## Exercise objective
Where the string "Change" occurs in a line of the data below, that line should be copied.

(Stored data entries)
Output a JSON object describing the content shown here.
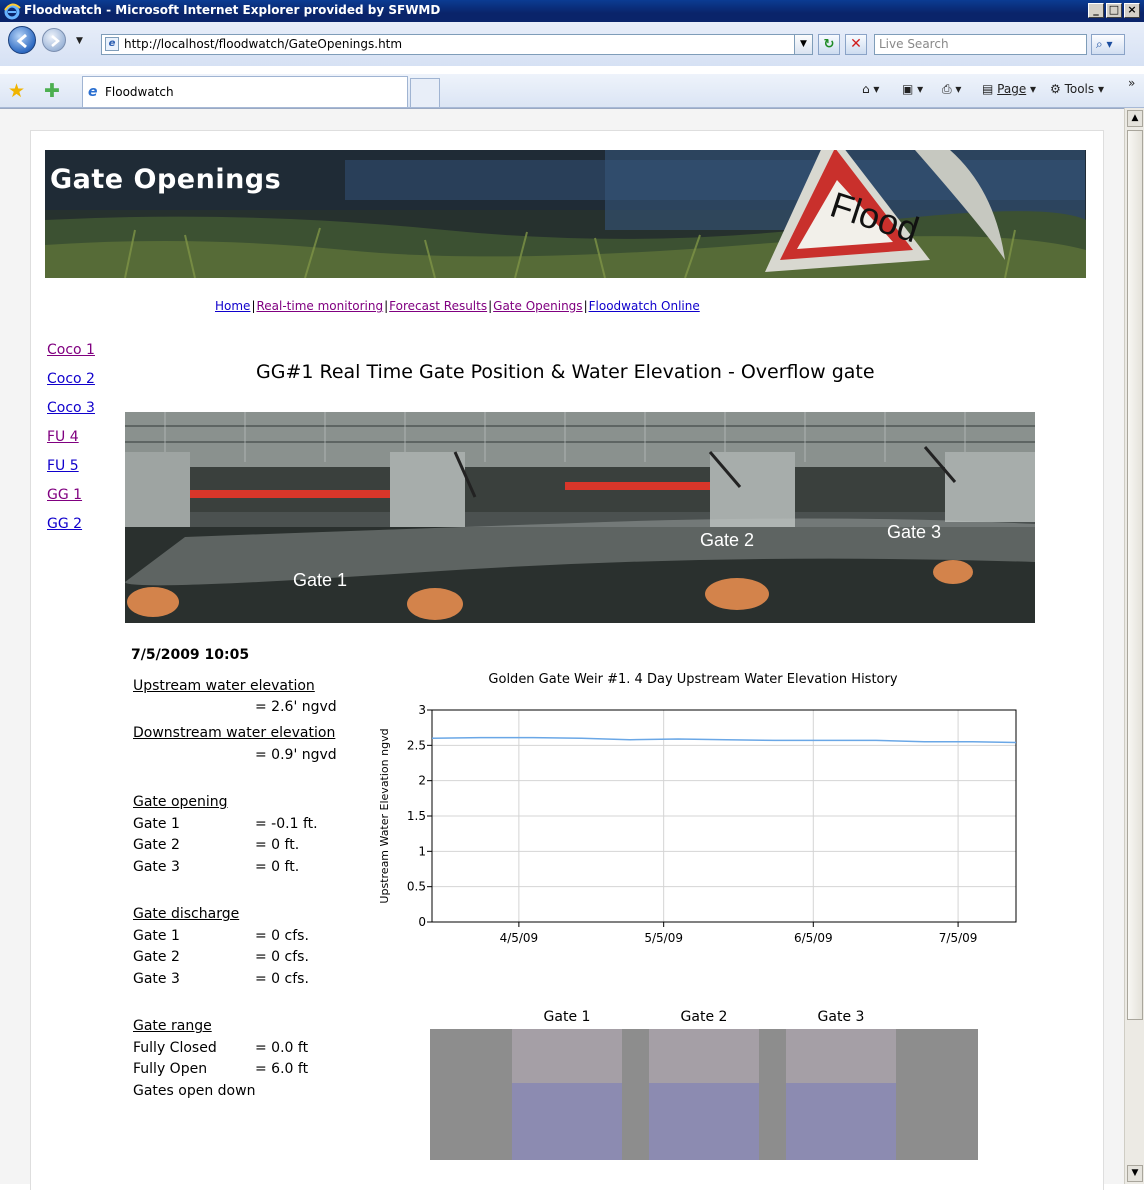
{
  "browser": {
    "title": "Floodwatch - Microsoft Internet Explorer provided by SFWMD",
    "url": "http://localhost/floodwatch/GateOpenings.htm",
    "search_placeholder": "Live Search",
    "tab_label": "Floodwatch",
    "page_menu": "Page",
    "tools_menu": "Tools"
  },
  "banner": {
    "title": "Gate Openings",
    "sign_text": "Flood"
  },
  "nav": {
    "home": "Home",
    "realtime": "Real-time monitoring",
    "forecast": "Forecast Results",
    "gate_openings": "Gate Openings",
    "online": "Floodwatch Online",
    "sep": "|"
  },
  "sidebar": [
    "Coco 1",
    "Coco 2",
    "Coco 3",
    "FU 4",
    "FU 5",
    "GG 1",
    "GG 2"
  ],
  "heading": "GG#1 Real Time Gate Position & Water Elevation - Overflow gate",
  "photo_labels": {
    "gate1": "Gate 1",
    "gate2": "Gate 2",
    "gate3": "Gate 3"
  },
  "readings": {
    "timestamp": "7/5/2009 10:05",
    "upstream_label": "Upstream water elevation",
    "upstream_value": "= 2.6' ngvd",
    "downstream_label": "Downstream water elevation",
    "downstream_value": "= 0.9' ngvd",
    "opening_label": "Gate opening",
    "opening": [
      {
        "gate": "Gate 1",
        "value": "= -0.1 ft."
      },
      {
        "gate": "Gate 2",
        "value": "= 0 ft."
      },
      {
        "gate": "Gate 3",
        "value": "= 0 ft."
      }
    ],
    "discharge_label": "Gate discharge",
    "discharge": [
      {
        "gate": "Gate 1",
        "value": "= 0 cfs."
      },
      {
        "gate": "Gate 2",
        "value": "= 0 cfs."
      },
      {
        "gate": "Gate 3",
        "value": "= 0 cfs."
      }
    ],
    "range_label": "Gate range",
    "range": [
      {
        "label": "Fully Closed",
        "value": "= 0.0 ft"
      },
      {
        "label": "Fully Open",
        "value": "= 6.0 ft"
      }
    ],
    "range_note": "Gates open down"
  },
  "chart_data": {
    "type": "line",
    "title": "Golden Gate Weir #1. 4 Day Upstream Water Elevation History",
    "ylabel": "Upstream Water Elevation ngvd",
    "xlabel": "",
    "ylim": [
      0,
      3
    ],
    "yticks": [
      "0",
      "0.5",
      "1",
      "1.5",
      "2",
      "2.5",
      "3"
    ],
    "xticks": [
      "4/5/09",
      "5/5/09",
      "6/5/09",
      "7/5/09"
    ],
    "xlim": [
      "2009-03-18",
      "2009-07-17"
    ],
    "grid": true,
    "series": [
      {
        "values": [
          [
            "2009-03-18",
            2.6
          ],
          [
            "2009-03-28",
            2.61
          ],
          [
            "2009-04-08",
            2.61
          ],
          [
            "2009-04-18",
            2.6
          ],
          [
            "2009-04-28",
            2.58
          ],
          [
            "2009-05-08",
            2.59
          ],
          [
            "2009-05-18",
            2.58
          ],
          [
            "2009-05-28",
            2.57
          ],
          [
            "2009-06-08",
            2.57
          ],
          [
            "2009-06-18",
            2.57
          ],
          [
            "2009-06-28",
            2.55
          ],
          [
            "2009-07-08",
            2.55
          ],
          [
            "2009-07-17",
            2.54
          ]
        ],
        "color": "#6aa7e6"
      }
    ]
  },
  "gate_diagram": {
    "labels": [
      "Gate 1",
      "Gate 2",
      "Gate 3"
    ],
    "gate_color": "#a59fa6",
    "water_color": "#8c8bb1",
    "frame_color": "#8d8d8d"
  }
}
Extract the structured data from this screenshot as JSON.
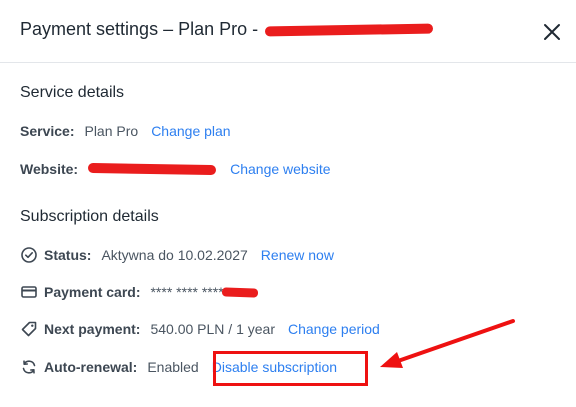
{
  "header": {
    "title": "Payment settings – Plan Pro -",
    "close_icon": "close-icon"
  },
  "service_details": {
    "heading": "Service details",
    "service_label": "Service:",
    "service_value": "Plan Pro",
    "change_plan": "Change plan",
    "website_label": "Website:",
    "change_website": "Change website"
  },
  "subscription": {
    "heading": "Subscription details",
    "status_label": "Status:",
    "status_value": "Aktywna do 10.02.2027",
    "renew_now": "Renew now",
    "payment_card_label": "Payment card:",
    "payment_card_value": "**** **** ****",
    "next_payment_label": "Next payment:",
    "next_payment_value": "540.00 PLN / 1 year",
    "change_period": "Change period",
    "auto_renewal_label": "Auto-renewal:",
    "auto_renewal_value": "Enabled",
    "disable_subscription": "Disable subscription"
  },
  "icons": [
    "check-circle-icon",
    "credit-card-icon",
    "tag-icon",
    "refresh-icon"
  ],
  "colors": {
    "link": "#2d7ff0",
    "annotation": "#ee1111",
    "text": "#1f2933"
  }
}
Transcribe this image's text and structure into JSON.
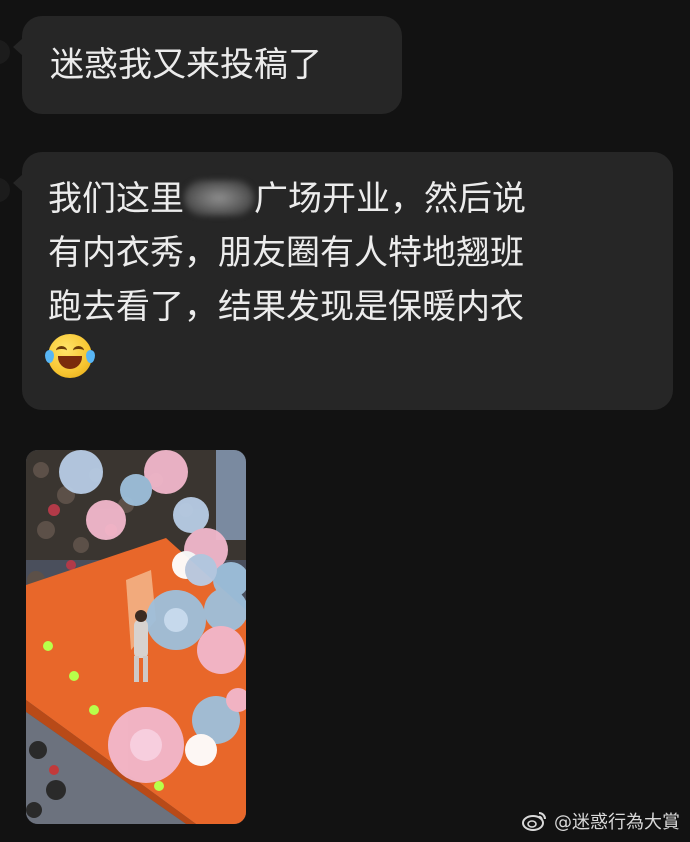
{
  "messages": [
    {
      "lines": [
        "迷惑我又来投稿了"
      ]
    },
    {
      "line1_before": "我们这里",
      "line1_after": "广场开业，然后说",
      "line2": "有内衣秀，朋友圈有人特地翘班",
      "line3": "跑去看了，结果发现是保暖内衣",
      "emoji": "laughing-tears-emoji"
    }
  ],
  "image_message": {
    "icon": "photo-thumbnail"
  },
  "watermark": {
    "text": "@迷惑行為大賞",
    "icon": "weibo-logo-icon"
  },
  "colors": {
    "background": "#121212",
    "bubble": "#262626",
    "text": "#ececec",
    "stage": "#e8672a"
  }
}
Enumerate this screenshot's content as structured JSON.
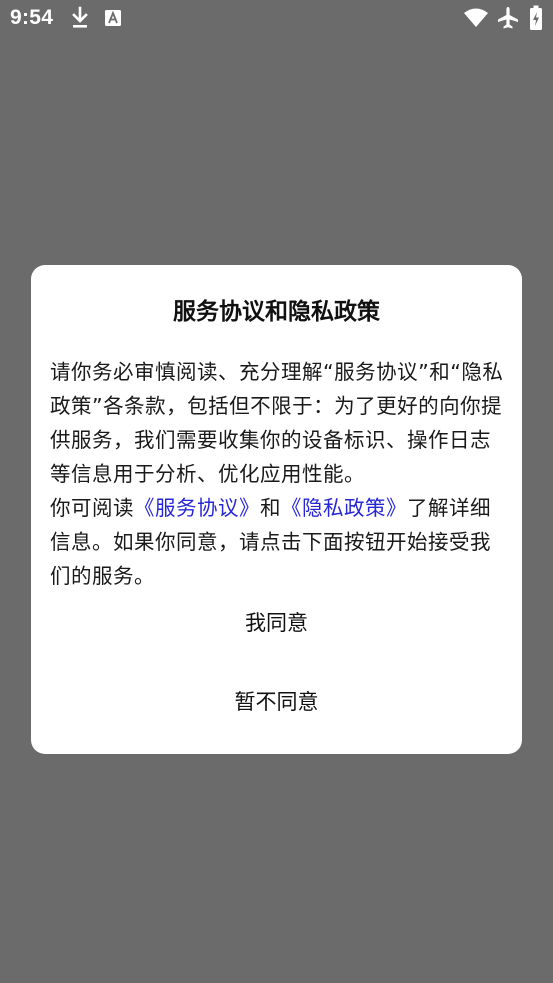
{
  "status_bar": {
    "time": "9:54",
    "icons": [
      "download-icon",
      "font-a-icon",
      "wifi-icon",
      "airplane-mode-icon",
      "battery-icon"
    ]
  },
  "dialog": {
    "title": "服务协议和隐私政策",
    "paragraph1": "请你务必审慎阅读、充分理解“服务协议”和“隐私政策”各条款，包括但不限于：为了更好的向你提供服务，我们需要收集你的设备标识、操作日志等信息用于分析、优化应用性能。",
    "paragraph2": {
      "prefix": "你可阅读",
      "service_link": "《服务协议》",
      "connector": "和",
      "privacy_link": "《隐私政策》",
      "suffix": "了解详细信息。如果你同意，请点击下面按钮开始接受我们的服务。"
    },
    "agree_label": "我同意",
    "disagree_label": "暂不同意"
  },
  "colors": {
    "backdrop": "#6b6b6b",
    "dialog_background": "#ffffff",
    "link": "#2727d8",
    "text": "#1a1a1a"
  }
}
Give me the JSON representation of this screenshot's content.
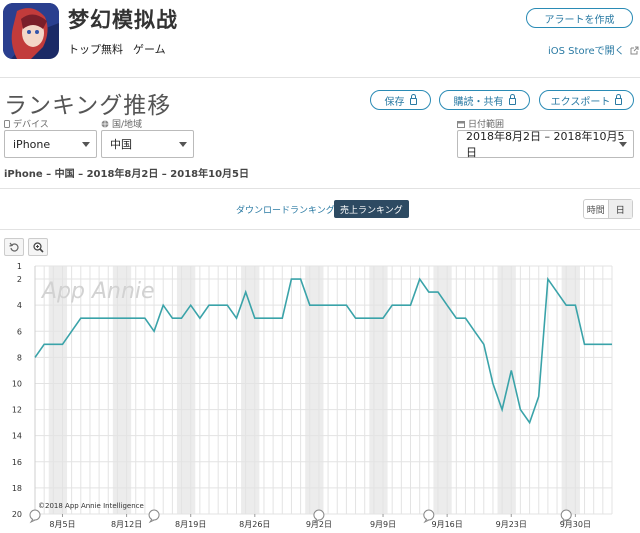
{
  "app": {
    "name": "梦幻模拟战",
    "category_rank_type": "トップ無料",
    "category": "ゲーム"
  },
  "header": {
    "alert_button": "アラートを作成",
    "store_link": "iOS Storeで開く"
  },
  "section": {
    "title": "ランキング推移"
  },
  "actions": {
    "save": "保存",
    "subscribe": "購読・共有",
    "export": "エクスポート"
  },
  "filters": {
    "device_label": "デバイス",
    "device_value": "iPhone",
    "country_label": "国/地域",
    "country_value": "中国",
    "date_label": "日付範囲",
    "date_value": "2018年8月2日 – 2018年10月5日"
  },
  "subtitle": "iPhone – 中国 – 2018年8月2日 – 2018年10月5日",
  "tabs": {
    "downloads": "ダウンロードランキング",
    "revenue": "売上ランキング"
  },
  "granularity": {
    "hourly": "時間",
    "daily": "日"
  },
  "colors": {
    "accent": "#2a8bb5",
    "line": "#3aa3a9",
    "active_tab": "#2d4a62"
  },
  "chart_data": {
    "type": "line",
    "watermark": "App Annie",
    "copyright": "©2018 App Annie Intelligence",
    "y_reversed": true,
    "ylim": [
      1,
      20
    ],
    "y_ticks": [
      1,
      2,
      4,
      6,
      8,
      10,
      12,
      14,
      16,
      18,
      20
    ],
    "x_tick_labels": [
      "8月5日",
      "8月12日",
      "8月19日",
      "8月26日",
      "9月2日",
      "9月9日",
      "9月16日",
      "9月23日",
      "9月30日"
    ],
    "x_start": "2018-08-02",
    "grid": true,
    "series": [
      {
        "values": [
          8,
          7,
          7,
          7,
          6,
          5,
          5,
          5,
          5,
          5,
          5,
          5,
          5,
          6,
          4,
          5,
          5,
          4,
          5,
          4,
          4,
          4,
          5,
          3,
          5,
          5,
          5,
          5,
          2,
          2,
          4,
          4,
          4,
          4,
          4,
          5,
          5,
          5,
          5,
          4,
          4,
          4,
          2,
          3,
          3,
          4,
          5,
          5,
          6,
          7,
          10,
          12,
          9,
          12,
          13,
          11,
          2,
          3,
          4,
          4,
          7,
          7,
          7,
          7
        ]
      }
    ]
  }
}
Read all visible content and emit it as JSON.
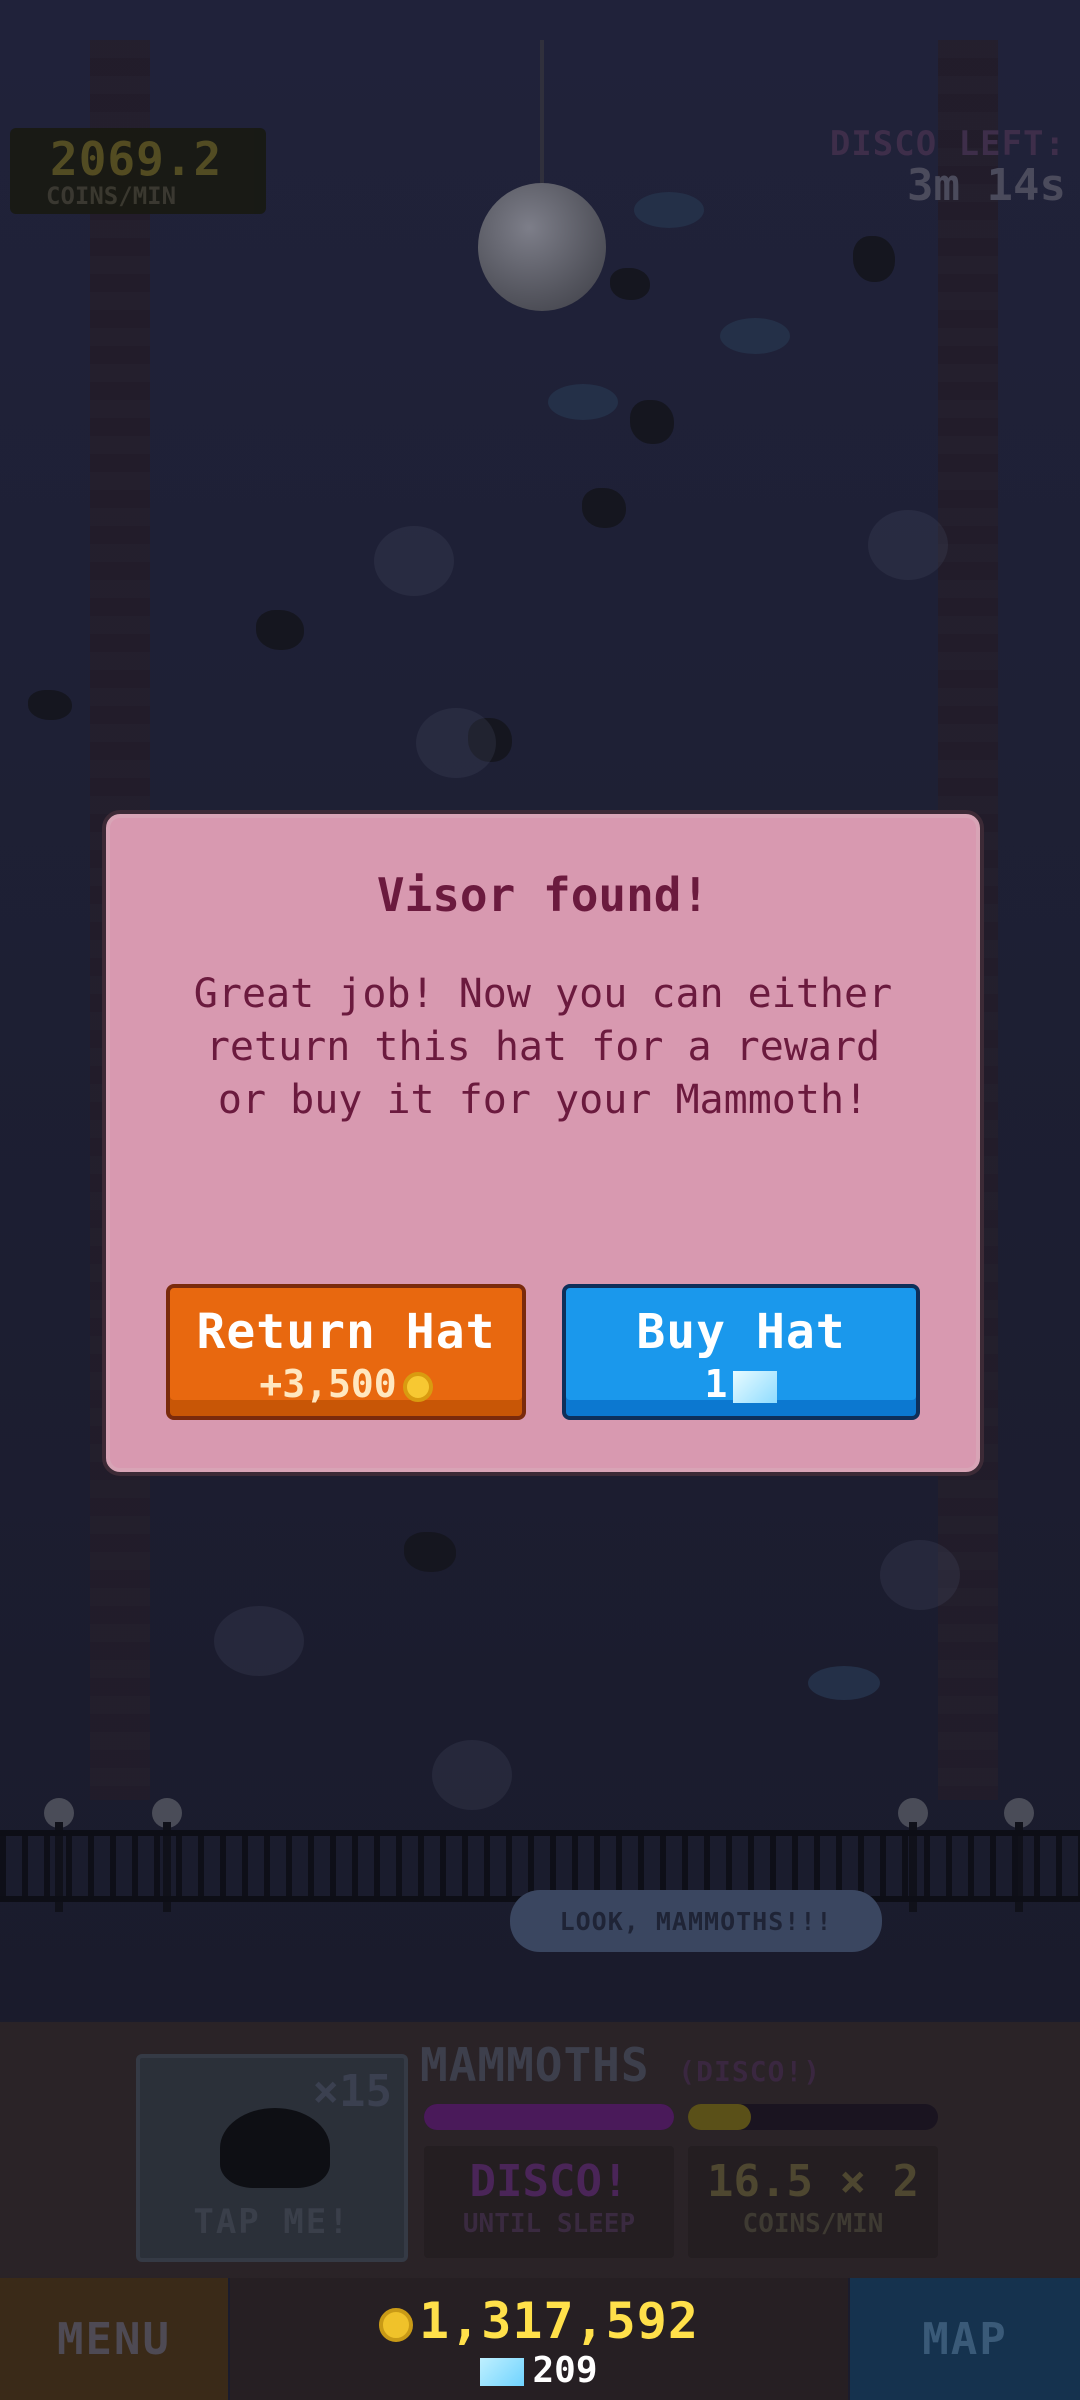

## Task result
    "change_plan": "Change plan",
    "change_website": "Change website"
    "change_period": "Change period",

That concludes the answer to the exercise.